Plans for a Byron Bay liquor accord precinct will be explored after Byron Shire Council voted unanimously in favour at yesterday’s ordinary meeting.
Designed to work alongside liquor accords, precincts are generally found in larger city areas and are established by the Office of Liquor and Gaming, (OLGR), and would have mandatory conditions. According to www.olgr.nsw.gov.au, ‘Membership of, and active participation in, these [precinct liquor] accords is mandatory for late-night licensed venues within the PLA boundary.’
The motion’s author, Cr Paul Spooner, says he changed his mind on the issue after he attended the recent Last Drinks at 12 meeting, where health professionals and police spoke firsthand of the issues they face with alcohol-fuelled violence. The meeting drew a full house and also highlighted the high rates of incidents in Byron Bay compared to other areas. However the town’s liquor accord chairperson Hannah Spalding says that their self-imposed measures are now taking effect and wouldn’t necessarily stop after the review later in the year.
Cr Spooner told The Echo, ‘Council will be asking the Independent Liquor and Gaming Authority (ILGA) to review extended trading liquor licences currently operating in Byron Bay. This means any after-midnight liquor licences.
‘This is to ascertain what is in the community’s best interests, given the overwhelming number of harmful incidents occur at that time of night. Council has also recommended that there be a freeze on the granting of any new extended trading liquor licences while the review is undertaken.’
In morning public access at Thursday’s meeting, Last Drinks at 12 representatives asked Council to support the group’s aims.
Dr Blake Eddington told the gallery he works at Tweed Hospital but is on call 24/7 for the Byron Hospital. ‘I am here as an advocate for young people’s lives,’ he said.
‘If you knew of a way of reducing the harm and could save lives, would you do it? Would you do something to help?
‘It takes last drinks at 12, not voluntary restrictions and CCTV. How many assaults – physical and potentially sexual – could be prevented by implementing the plan of last service of alcohol at midnight (not venue closure at midnight).’
Dr Eddington later told The Echo, ‘The overwhelming evidence is that for every hour earlier a venue ceases the serving of alcohol, physical assaults decrease by approximately 17 per cent. A precinct liquor accord (PLA) changes the Byron Bay Liquor Accord (BBLA) conditions from voluntary to mandatory and enforceable; however, I am unaware of any evidence demonstrating a significant decrease in alcohol-related violence after a PLA has been established in isolation. Thus my concern is that if we solely focus on a PLA without bringing back the service of alcohol time the alcohol-related violence will continue unabated.’
Fellow representative and realtor Chris Hanley added at the meeting that after eight months research, the only evidence-based findings to reduce the statistics was reducing alcohol supply. ‘We can’t find evidence that voluntary restrictions work; however, the accord should be congratulated for their action on this and we support them. The only thing that seems to work is closing earlier… whether in Norway or Newcastle. Why don’t we just try it?’

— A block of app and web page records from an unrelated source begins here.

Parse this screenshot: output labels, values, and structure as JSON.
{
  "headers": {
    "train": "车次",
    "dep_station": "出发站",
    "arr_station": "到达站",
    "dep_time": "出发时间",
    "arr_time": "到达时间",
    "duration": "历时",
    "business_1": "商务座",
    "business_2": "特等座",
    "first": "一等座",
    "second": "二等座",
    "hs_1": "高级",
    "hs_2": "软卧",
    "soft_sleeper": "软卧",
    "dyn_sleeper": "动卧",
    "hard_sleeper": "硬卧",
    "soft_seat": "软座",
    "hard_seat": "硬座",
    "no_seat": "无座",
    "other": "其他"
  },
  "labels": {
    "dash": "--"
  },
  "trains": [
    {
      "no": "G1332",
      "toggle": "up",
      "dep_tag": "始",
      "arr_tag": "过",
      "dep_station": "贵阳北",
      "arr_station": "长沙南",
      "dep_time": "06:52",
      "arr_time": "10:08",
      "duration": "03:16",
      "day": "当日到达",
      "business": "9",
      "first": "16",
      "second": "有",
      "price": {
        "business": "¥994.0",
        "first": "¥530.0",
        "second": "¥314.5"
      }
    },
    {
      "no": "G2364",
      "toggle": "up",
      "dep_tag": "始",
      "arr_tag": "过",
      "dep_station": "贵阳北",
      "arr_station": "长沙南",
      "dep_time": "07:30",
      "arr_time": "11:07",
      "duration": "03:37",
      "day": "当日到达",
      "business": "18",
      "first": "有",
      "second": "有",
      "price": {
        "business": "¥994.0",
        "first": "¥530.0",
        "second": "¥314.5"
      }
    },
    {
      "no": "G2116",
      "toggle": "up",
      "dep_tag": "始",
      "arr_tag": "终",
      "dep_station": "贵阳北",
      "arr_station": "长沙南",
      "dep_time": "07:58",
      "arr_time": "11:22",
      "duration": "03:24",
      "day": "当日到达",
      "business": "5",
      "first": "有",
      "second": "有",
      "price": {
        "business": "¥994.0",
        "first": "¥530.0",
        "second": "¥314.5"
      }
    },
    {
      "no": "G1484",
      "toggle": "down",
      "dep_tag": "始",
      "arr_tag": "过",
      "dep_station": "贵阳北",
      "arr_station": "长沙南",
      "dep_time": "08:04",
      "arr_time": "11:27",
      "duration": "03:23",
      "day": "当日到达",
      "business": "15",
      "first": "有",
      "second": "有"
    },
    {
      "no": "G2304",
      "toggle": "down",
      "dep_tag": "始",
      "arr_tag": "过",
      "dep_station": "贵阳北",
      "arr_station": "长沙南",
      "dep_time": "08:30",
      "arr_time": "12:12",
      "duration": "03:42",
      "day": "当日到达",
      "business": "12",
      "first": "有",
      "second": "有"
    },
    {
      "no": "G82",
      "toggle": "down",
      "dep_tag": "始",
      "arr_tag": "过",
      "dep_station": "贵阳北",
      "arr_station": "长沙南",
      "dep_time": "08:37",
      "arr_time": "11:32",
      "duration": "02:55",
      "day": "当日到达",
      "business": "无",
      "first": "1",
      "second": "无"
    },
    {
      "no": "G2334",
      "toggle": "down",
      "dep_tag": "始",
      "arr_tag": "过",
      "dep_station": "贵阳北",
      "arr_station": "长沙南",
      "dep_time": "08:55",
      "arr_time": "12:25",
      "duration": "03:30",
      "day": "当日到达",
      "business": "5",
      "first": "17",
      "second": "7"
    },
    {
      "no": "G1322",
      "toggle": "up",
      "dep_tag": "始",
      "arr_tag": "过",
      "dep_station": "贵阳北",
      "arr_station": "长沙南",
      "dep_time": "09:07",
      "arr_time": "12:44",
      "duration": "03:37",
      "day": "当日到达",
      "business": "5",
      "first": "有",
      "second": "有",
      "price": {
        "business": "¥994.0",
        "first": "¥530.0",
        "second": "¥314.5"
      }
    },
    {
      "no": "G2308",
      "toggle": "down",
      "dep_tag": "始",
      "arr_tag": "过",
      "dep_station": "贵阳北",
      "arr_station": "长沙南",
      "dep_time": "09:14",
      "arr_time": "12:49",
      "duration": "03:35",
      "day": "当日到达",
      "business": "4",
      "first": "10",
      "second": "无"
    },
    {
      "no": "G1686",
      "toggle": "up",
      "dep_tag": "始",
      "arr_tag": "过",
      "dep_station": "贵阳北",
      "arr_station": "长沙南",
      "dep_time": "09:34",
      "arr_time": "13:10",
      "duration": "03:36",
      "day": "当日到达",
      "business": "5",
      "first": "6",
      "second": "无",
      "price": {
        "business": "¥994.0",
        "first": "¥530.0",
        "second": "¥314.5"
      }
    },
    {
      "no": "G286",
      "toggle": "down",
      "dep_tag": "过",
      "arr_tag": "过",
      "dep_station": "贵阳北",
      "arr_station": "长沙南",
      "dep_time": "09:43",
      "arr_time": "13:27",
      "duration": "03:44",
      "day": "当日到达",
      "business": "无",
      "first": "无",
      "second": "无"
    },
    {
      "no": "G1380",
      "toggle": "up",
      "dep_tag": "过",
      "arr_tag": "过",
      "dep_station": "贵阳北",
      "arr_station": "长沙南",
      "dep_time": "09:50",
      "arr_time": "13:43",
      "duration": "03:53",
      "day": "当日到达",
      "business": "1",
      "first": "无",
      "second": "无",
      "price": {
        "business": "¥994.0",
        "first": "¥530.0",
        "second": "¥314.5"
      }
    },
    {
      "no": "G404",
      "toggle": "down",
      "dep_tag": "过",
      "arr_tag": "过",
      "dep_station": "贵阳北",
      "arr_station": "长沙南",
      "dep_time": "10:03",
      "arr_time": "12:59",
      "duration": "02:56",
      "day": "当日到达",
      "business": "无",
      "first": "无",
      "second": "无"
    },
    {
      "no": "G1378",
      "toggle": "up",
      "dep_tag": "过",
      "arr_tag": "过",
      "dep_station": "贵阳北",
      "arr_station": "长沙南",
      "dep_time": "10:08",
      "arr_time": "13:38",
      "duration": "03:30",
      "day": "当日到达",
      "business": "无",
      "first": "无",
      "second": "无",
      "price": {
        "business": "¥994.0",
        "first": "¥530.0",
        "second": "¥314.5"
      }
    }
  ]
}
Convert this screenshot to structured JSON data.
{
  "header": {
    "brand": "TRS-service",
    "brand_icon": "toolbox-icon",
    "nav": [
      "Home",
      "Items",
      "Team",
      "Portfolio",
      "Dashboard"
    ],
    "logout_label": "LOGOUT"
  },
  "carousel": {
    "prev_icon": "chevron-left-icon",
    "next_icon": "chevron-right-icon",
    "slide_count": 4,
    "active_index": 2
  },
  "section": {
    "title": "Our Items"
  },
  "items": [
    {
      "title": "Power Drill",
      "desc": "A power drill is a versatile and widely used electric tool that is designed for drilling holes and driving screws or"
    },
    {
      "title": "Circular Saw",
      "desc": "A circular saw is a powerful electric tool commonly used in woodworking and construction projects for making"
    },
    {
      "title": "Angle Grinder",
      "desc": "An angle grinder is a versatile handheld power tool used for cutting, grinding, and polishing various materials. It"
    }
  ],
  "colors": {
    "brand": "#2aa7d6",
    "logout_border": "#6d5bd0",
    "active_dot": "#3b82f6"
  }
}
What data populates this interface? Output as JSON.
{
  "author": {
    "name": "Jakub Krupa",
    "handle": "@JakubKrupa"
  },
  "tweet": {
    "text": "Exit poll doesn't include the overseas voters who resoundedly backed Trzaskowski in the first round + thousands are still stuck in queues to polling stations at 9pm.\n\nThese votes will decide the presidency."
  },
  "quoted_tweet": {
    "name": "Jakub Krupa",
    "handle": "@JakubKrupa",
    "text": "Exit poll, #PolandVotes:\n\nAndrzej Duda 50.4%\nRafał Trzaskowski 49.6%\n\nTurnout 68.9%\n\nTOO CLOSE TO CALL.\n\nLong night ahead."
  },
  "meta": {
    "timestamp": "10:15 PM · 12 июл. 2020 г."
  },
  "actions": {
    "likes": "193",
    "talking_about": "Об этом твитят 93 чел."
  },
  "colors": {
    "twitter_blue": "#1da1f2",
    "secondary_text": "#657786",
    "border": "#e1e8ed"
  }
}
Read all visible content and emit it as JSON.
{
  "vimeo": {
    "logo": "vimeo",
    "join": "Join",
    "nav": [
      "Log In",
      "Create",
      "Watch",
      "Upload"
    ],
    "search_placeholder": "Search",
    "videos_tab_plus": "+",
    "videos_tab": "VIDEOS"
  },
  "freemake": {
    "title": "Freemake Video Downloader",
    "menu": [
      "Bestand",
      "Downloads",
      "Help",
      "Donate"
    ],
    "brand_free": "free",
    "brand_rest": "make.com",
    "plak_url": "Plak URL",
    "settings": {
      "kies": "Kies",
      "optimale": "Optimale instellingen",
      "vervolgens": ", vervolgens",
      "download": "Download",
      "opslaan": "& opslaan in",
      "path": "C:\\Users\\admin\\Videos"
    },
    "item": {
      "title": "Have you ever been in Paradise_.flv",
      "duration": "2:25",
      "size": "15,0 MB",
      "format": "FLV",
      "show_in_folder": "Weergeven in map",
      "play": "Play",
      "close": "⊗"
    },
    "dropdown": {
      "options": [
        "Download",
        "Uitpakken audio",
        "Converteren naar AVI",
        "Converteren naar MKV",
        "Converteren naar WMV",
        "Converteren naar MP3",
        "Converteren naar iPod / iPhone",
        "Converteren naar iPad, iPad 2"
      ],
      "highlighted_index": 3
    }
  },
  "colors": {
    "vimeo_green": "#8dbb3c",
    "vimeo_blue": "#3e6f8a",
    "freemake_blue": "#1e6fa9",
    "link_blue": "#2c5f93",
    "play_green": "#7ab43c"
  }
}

If adopted, the restrictions would directly impact on around a half a dozen licensed venues that are currently open until 3am. Cr Spooner asked about economic impacts with closing earlier to which Mr Hanley replied that there may be a dip but evidence suggests that venues and a town’s economy recover.
When introducing the motion, Cr Spooner said,’This about stopping the supply of booze, not the opening hours. This is not anti-alcohol or establishments, this is pro Byron Bay and acknowledges we have a problem.’
During debate later in the day, Cr Sol Ibrahim acknowledged problems, but, ‘objects to the way it’s being addressed.’
‘When there is risks, we weigh them up. I don’t see the Last Drinks at 12 people representing the people affected. They are not out at theses times. I go out late at night and have not been at risk. It’s a simplistic view. I want to drink after midnight, and so do my friends. We need more police presence and compliance by licensees.’
But Cr Basil Cameron said it’s been an issue for over 20 years and remains unresolved. ‘A substantial proportion of the public had valid concerns for the lack of a real effort to make change. This is not a small part of the community that want these changes. We have nothing to lose.’
Cr Chris Cubis asked if there had been enough consultation with youth, business and the liquor accord. ‘What will the kids do? Where will they go – to the beach, the park? We know that there are some that want to shut down parts of the tourism industry… but we haven’t done our bit. This will affect the town’s economy.’
Mayor Richardson reminded councillors the motion was not an endorsement of the Last Drinks at 12 group. ‘Instead, it shows support for a precinct and recommends a freeze on extending hours.’
The mayor also asked planning staff what effects the NSW government’s new development overhaul plans would have. Planning director Ray Darney replied that the general direction of the paper could mean that ‘small bars may not need the same levels of approvals’, and that it could result in ‘less community engagement’.